Task objective: Look through the records below and give the number of lines holding the string "kaleidoscope", nothing more.

══════════════════════════════

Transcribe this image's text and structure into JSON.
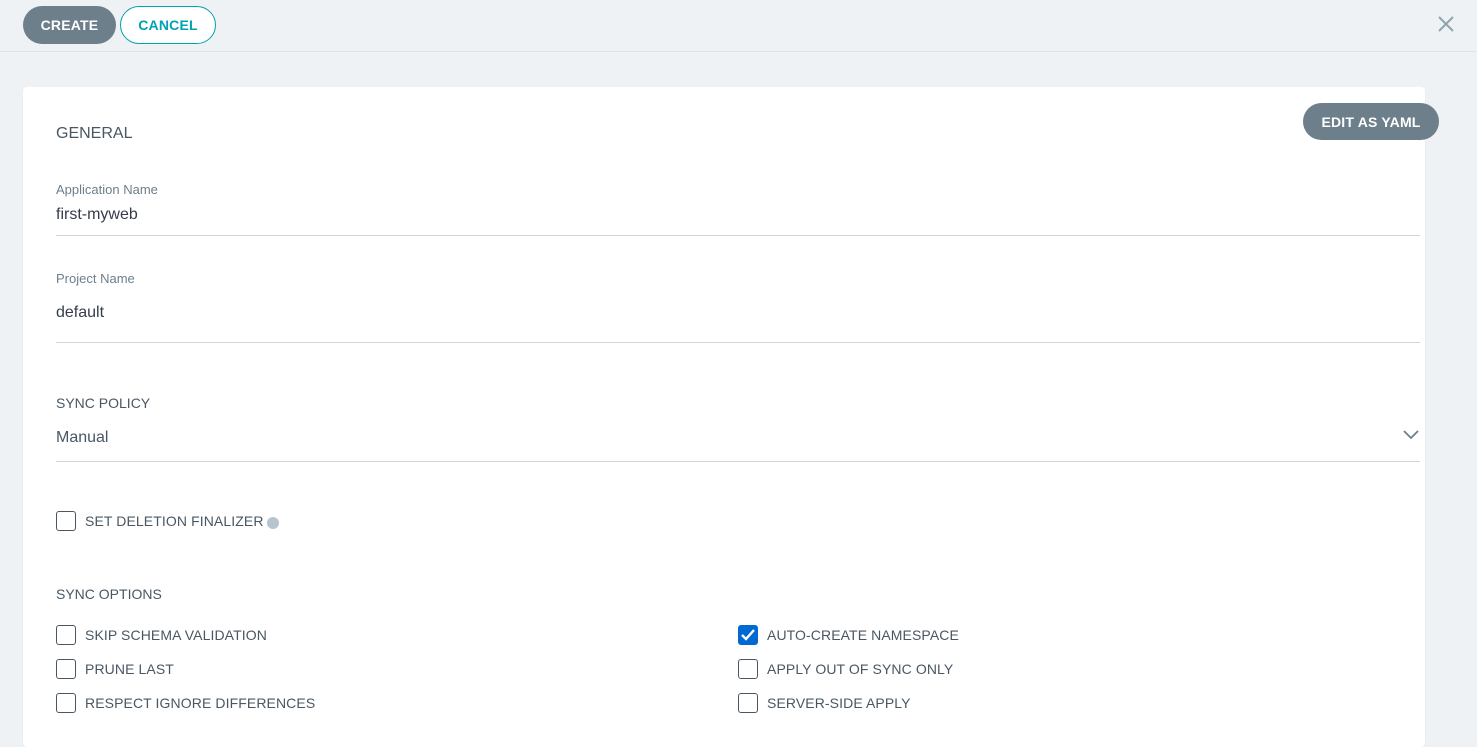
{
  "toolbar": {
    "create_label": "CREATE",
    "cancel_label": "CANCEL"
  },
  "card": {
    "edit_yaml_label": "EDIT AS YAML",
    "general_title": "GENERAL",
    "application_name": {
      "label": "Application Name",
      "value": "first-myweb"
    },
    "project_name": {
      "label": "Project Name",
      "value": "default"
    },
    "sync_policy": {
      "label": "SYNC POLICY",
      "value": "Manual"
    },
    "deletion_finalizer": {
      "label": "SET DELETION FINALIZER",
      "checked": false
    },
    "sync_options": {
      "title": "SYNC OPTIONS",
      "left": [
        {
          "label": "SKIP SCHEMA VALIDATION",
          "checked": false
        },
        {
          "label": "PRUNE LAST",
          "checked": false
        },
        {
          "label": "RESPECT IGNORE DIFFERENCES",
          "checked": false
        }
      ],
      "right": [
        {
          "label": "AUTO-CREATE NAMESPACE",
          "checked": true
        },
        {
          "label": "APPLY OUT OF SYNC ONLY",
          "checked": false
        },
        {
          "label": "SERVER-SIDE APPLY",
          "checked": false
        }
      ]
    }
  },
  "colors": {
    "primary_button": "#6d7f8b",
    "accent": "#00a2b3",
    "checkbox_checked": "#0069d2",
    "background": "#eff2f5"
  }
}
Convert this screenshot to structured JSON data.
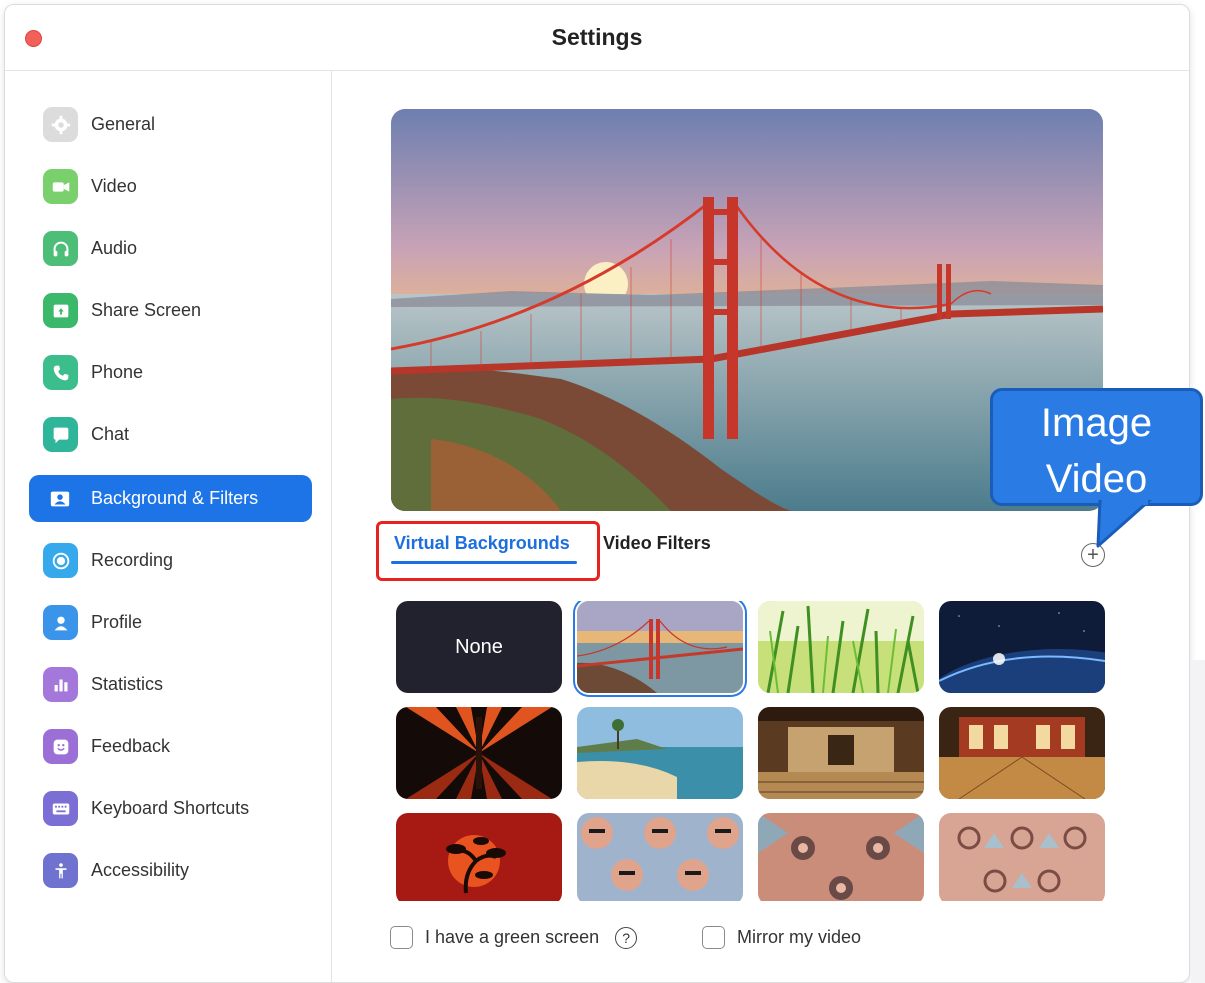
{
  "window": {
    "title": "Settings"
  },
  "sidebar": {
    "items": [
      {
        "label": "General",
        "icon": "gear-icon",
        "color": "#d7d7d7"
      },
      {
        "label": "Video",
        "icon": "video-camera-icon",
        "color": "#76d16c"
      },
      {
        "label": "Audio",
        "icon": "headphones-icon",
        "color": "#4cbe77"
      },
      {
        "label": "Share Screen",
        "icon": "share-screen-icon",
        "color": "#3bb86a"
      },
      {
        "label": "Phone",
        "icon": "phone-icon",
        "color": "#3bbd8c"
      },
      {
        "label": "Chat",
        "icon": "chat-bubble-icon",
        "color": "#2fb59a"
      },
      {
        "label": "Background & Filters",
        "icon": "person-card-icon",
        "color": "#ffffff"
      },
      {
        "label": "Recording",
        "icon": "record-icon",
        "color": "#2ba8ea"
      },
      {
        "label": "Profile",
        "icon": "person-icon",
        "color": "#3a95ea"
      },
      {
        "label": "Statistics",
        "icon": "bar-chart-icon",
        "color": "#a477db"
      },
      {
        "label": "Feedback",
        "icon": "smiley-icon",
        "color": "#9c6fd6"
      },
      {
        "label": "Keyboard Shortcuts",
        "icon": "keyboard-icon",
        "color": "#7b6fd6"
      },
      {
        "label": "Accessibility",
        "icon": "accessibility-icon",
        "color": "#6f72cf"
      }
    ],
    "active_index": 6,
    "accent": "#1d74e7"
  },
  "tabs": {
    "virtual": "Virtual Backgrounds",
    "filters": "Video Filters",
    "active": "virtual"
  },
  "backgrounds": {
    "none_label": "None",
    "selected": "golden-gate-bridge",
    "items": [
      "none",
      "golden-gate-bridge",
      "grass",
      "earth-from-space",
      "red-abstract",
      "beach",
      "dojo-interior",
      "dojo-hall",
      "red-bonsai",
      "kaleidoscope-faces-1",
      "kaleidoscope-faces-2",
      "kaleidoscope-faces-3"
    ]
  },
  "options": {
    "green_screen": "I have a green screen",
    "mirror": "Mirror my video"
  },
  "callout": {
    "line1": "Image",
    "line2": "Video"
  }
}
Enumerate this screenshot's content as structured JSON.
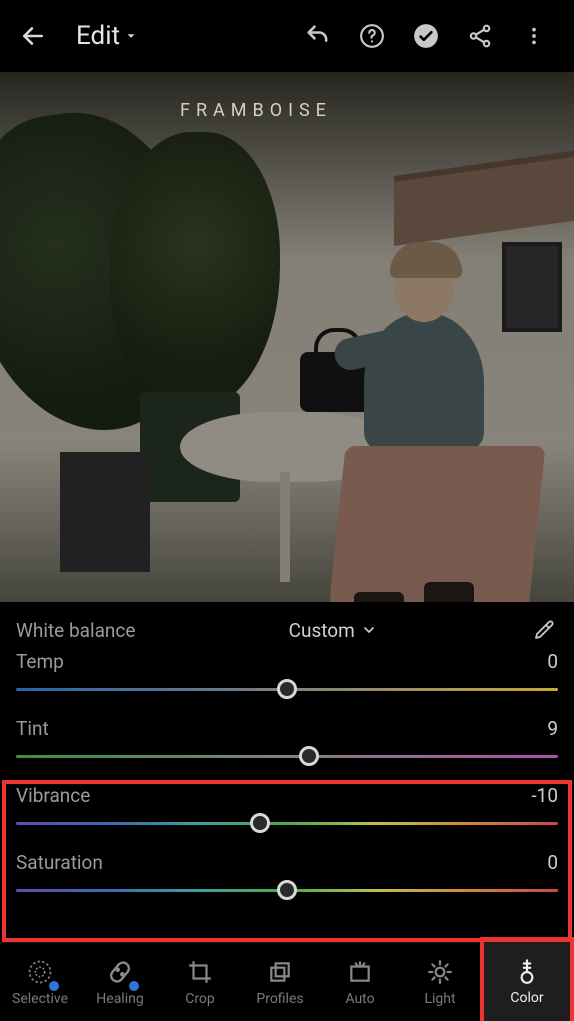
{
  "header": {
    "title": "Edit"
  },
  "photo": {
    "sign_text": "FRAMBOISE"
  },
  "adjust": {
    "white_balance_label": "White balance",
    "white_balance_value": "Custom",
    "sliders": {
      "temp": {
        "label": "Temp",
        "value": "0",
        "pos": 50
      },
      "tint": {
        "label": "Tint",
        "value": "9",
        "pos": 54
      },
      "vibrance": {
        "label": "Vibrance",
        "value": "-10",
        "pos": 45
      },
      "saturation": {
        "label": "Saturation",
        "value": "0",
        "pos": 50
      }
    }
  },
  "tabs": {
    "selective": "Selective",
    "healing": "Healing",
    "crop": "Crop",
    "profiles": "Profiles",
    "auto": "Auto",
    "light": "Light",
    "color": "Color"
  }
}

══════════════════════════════

Expected answer: 3